But this obsession to win away for India was not always the case. In 201 Test matches to date overseas India have won only 29 matches in Australia, England, South Africa, New Zealand and the West Indies. If you exclude the four victories in the West Indies in the last 12 years, when their powers have considerably diminished, India has only 25 victories. That puts this series lead in perspective and also highlights its importance.
India’s fast bowlers, traditionally a liability, have been supreme over the course of 2018 in foreign conditions. They ended 2018 with 179 wickets; they’ve never taken more wickets in a calendar year.
In the Boxing Day Test match India found a way to defeat Australia at their own game, and decisively so. Cricviz reveals that India’s fast bowlers were able to get more swing (0.61 degrees vs 0.51) and seam (0.68 degrees vs 0.56) than Australia.
They also bowled in better areas (almost 42 per cent of deliveries on good length vs less than 35 per cent for Australia) and also attacked the stumps more often than their Australian counterparts.

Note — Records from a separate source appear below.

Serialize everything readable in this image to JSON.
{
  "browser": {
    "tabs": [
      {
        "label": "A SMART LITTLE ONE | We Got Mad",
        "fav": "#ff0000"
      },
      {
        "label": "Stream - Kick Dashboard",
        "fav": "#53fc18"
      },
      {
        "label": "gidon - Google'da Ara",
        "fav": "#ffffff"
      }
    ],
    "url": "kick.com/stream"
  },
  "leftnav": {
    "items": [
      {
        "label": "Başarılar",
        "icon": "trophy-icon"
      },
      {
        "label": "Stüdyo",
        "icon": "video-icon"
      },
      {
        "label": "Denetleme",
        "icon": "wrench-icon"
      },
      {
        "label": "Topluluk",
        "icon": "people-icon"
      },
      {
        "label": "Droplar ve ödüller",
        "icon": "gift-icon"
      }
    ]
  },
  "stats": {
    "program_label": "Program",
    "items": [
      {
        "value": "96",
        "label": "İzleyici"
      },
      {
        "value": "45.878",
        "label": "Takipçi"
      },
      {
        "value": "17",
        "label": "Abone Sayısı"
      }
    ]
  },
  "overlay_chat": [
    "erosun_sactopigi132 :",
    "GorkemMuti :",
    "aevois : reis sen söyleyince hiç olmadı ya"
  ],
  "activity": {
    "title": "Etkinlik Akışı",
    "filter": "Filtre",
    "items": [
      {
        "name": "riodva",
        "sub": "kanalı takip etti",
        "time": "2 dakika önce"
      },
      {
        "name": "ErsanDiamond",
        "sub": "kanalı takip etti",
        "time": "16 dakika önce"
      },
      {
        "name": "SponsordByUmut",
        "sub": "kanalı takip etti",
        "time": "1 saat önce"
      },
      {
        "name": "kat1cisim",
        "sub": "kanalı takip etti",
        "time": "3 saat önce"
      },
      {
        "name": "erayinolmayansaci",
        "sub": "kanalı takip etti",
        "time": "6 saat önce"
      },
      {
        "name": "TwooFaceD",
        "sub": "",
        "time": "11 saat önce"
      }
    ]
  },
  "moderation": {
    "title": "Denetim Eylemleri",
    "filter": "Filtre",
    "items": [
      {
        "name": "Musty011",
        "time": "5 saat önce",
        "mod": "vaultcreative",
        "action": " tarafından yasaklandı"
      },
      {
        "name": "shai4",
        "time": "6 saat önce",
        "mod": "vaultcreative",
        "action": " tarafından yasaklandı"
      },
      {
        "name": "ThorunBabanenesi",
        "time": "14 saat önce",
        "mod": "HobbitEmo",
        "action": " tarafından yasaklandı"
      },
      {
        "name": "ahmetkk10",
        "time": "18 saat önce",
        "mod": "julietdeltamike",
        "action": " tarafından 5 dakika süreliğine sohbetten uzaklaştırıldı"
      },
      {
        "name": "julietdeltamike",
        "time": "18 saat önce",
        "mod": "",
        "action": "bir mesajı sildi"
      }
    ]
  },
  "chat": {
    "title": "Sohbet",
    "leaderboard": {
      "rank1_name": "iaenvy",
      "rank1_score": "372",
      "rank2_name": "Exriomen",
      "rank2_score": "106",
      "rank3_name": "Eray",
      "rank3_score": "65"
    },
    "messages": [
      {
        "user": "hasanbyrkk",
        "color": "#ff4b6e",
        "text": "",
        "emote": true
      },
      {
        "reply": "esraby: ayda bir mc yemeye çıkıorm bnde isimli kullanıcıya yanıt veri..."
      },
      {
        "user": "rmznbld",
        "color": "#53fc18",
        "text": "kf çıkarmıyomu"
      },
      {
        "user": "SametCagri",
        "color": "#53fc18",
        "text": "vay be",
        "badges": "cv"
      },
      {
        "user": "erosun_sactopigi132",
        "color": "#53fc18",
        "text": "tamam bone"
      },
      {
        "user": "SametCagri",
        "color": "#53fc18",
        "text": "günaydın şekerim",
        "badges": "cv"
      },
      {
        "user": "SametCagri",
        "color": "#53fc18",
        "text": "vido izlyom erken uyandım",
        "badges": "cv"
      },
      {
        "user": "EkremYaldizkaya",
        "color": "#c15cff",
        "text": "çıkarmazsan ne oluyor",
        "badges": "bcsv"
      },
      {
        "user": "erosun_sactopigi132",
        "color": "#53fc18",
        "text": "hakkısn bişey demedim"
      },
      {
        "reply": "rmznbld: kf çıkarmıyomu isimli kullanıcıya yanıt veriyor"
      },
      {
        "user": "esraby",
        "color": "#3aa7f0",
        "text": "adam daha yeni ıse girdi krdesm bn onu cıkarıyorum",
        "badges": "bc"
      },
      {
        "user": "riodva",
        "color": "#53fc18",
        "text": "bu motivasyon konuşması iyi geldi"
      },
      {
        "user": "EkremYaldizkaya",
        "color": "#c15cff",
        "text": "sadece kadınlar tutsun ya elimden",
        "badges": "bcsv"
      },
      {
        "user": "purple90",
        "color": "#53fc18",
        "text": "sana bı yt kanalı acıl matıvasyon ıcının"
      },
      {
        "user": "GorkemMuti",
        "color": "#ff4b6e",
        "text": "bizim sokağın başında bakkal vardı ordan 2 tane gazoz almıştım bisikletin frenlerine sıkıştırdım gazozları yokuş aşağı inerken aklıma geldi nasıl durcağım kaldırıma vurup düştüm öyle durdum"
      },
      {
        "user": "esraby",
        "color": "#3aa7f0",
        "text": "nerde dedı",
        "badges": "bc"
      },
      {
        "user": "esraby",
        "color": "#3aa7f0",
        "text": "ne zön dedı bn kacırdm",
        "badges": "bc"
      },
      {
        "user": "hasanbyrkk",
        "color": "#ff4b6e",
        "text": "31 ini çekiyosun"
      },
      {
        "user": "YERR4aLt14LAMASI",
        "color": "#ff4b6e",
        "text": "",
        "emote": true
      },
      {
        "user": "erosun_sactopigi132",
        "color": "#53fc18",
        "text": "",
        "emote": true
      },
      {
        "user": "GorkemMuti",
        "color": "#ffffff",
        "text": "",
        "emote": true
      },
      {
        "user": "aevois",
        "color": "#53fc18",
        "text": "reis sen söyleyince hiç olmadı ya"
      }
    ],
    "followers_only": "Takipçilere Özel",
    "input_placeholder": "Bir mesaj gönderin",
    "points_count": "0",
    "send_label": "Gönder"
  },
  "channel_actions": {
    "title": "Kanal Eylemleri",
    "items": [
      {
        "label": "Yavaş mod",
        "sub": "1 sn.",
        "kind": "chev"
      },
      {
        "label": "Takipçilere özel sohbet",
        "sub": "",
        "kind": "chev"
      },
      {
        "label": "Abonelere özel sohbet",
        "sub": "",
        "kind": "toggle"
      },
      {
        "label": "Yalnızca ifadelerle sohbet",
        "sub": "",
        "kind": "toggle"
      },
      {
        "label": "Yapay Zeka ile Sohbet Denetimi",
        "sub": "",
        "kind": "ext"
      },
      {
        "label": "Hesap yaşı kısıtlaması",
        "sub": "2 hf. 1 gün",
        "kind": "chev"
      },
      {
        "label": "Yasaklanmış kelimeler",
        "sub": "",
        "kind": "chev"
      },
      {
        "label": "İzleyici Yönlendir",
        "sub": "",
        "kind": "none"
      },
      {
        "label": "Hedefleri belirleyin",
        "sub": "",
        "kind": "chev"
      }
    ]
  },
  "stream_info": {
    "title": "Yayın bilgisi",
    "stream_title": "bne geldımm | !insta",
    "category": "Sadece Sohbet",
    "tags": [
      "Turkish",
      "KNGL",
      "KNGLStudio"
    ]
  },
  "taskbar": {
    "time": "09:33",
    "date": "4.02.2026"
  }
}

The average speeds of the Indian bowlers were also impressive, with Jasprit Bumrah regularly clocking over 145 kilometres per hour and neck-and-neck with the Australian quicks.

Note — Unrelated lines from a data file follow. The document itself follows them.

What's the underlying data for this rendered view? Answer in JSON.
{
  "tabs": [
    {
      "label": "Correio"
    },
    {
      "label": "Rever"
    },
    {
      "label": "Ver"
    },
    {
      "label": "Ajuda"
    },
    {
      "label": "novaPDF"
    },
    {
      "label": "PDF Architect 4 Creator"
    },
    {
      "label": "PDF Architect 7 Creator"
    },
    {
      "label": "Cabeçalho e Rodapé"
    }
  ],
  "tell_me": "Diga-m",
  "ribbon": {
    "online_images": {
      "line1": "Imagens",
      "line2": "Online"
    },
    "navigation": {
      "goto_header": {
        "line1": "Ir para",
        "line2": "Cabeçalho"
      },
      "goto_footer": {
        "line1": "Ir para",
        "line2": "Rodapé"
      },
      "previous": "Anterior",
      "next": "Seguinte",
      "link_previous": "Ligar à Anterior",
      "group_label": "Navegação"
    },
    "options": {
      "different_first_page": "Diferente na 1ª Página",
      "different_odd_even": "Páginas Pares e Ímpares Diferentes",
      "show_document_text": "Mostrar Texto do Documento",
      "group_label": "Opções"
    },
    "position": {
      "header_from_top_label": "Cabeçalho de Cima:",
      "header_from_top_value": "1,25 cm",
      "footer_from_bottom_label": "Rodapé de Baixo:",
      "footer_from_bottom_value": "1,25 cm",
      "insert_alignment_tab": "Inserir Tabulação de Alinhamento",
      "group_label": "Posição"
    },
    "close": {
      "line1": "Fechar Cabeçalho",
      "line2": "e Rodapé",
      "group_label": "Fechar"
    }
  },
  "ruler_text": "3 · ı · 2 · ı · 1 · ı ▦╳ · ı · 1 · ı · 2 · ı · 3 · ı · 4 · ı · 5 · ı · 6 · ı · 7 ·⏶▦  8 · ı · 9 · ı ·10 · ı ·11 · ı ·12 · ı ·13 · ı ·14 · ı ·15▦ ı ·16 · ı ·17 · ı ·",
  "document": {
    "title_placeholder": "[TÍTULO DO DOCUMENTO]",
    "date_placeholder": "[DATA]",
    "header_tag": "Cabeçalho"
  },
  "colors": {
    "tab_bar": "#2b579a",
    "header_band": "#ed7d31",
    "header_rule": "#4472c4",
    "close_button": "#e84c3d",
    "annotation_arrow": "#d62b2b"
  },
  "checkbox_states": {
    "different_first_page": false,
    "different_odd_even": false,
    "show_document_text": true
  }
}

(AP Photo/James Elsby)
Critically, their plans against Australia’s top order batsmen were extremely well executed and the home side’s batting woes were exposed in clinical fashion.
“It is a combination of a lot of work, identifying what it requires to be bowling fast over a period of time. The strength-conditioning coach Shankar Basu and physio have played a major role in making these fast bowlers,” said Bharat Arun, India’s bowling coach.

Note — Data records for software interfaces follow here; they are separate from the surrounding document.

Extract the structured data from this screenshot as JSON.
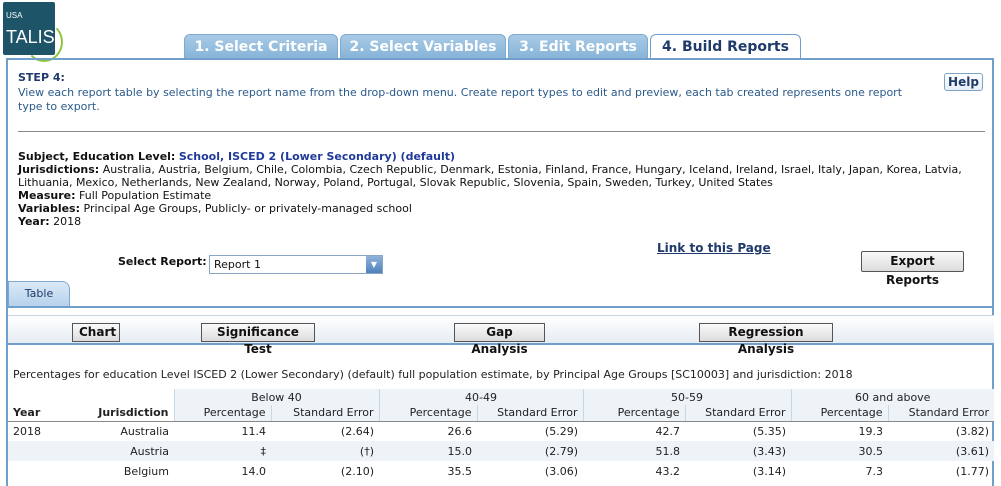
{
  "logo": {
    "top_text": "USA",
    "main_text": "TALIS"
  },
  "tabs": [
    {
      "label": "1. Select Criteria"
    },
    {
      "label": "2. Select Variables"
    },
    {
      "label": "3. Edit Reports"
    },
    {
      "label": "4. Build Reports"
    }
  ],
  "step": {
    "title": "STEP 4:",
    "description": "View each report table by selecting the report name from the drop-down menu. Create report types to edit and preview, each tab created represents one report type to export.",
    "help_label": "Help"
  },
  "selection": {
    "subject_label": "Subject, Education Level:",
    "subject_value": "School, ISCED 2 (Lower Secondary) (default)",
    "jurisdictions_label": "Jurisdictions:",
    "jurisdictions_value": "Australia, Austria, Belgium, Chile, Colombia, Czech Republic, Denmark, Estonia, Finland, France, Hungary, Iceland, Ireland, Israel, Italy, Japan, Korea, Latvia, Lithuania, Mexico, Netherlands, New Zealand, Norway, Poland, Portugal, Slovak Republic, Slovenia, Spain, Sweden, Turkey, United States",
    "measure_label": "Measure:",
    "measure_value": "Full Population Estimate",
    "variables_label": "Variables:",
    "variables_value": "Principal Age Groups, Publicly- or privately-managed school",
    "year_label": "Year:",
    "year_value": "2018"
  },
  "report": {
    "select_label": "Select Report:",
    "selected": "Report 1",
    "link_label": "Link to this Page",
    "export_label": "Export Reports",
    "table_tab": "Table"
  },
  "buttons": {
    "chart": "Chart",
    "significance": "Significance Test",
    "gap": "Gap Analysis",
    "regression": "Regression Analysis"
  },
  "table": {
    "caption": "Percentages for education Level ISCED 2 (Lower Secondary) (default) full population estimate, by Principal Age Groups [SC10003] and jurisdiction: 2018",
    "year_header": "Year",
    "jurisdiction_header": "Jurisdiction",
    "groups": [
      "Below 40",
      "40-49",
      "50-59",
      "60 and above"
    ],
    "sub_pct": "Percentage",
    "sub_se": "Standard Error",
    "rows": [
      {
        "year": "2018",
        "jurisdiction": "Australia",
        "cells": [
          "11.4",
          "(2.64)",
          "26.6",
          "(5.29)",
          "42.7",
          "(5.35)",
          "19.3",
          "(3.82)"
        ]
      },
      {
        "year": "",
        "jurisdiction": "Austria",
        "cells": [
          "‡",
          "(†)",
          "15.0",
          "(2.79)",
          "51.8",
          "(3.43)",
          "30.5",
          "(3.61)"
        ]
      },
      {
        "year": "",
        "jurisdiction": "Belgium",
        "cells": [
          "14.0",
          "(2.10)",
          "35.5",
          "(3.06)",
          "43.2",
          "(3.14)",
          "7.3",
          "(1.77)"
        ]
      }
    ]
  }
}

India are also a lot fitter, and this is inspired by their fearless skipper Virat Kohli, who has transformed himself over the last few years. Kohli follows a strict fitness and dietary regime that has helped him generate more explosive power, concentrate for longer periods and lead his team in setting the benchmark for fitness standards.
This has certainly rubbed off on his fast bowlers as well, who are now able to generate sustained pressure on their opponents for longer periods.
Coach Ravi Shastri warned ahead of the series that his side will “take no prisoners” and won’t be taking a backward step.
India’s quest to win a Test series in Australia is not dissimilar to the home country’s quest to win in India, a country famously described by Steve Waugh as the “final frontier.”
The hard work India has put in this year cannot be doubted. But wins in Johannesburg and Nottingham were offset by series losses in South Africa and England, with the team failing at critical junctures. India’s batting, traditionally a strength, let them down on those occasions even as the bowlers stood tall. Despite the failures on those tours, the belief remained.
“We always believed that this (win) is very possible because of the talent we have in the side and the mindset that we have been carrying for the last twelve months regardless of what has been said, regardless of the mistakes we have made. Our mindset never shifted once,” said a resolute Kohli.
Going into the New Year’s Test in Sydney, Virat’s side will believe they now have their best chance to win a Test series in Australia.
“Nothing is going to distract us from winning that last Test.”
It’s that obsession and focus to win away from home that fuels this Indian side forward.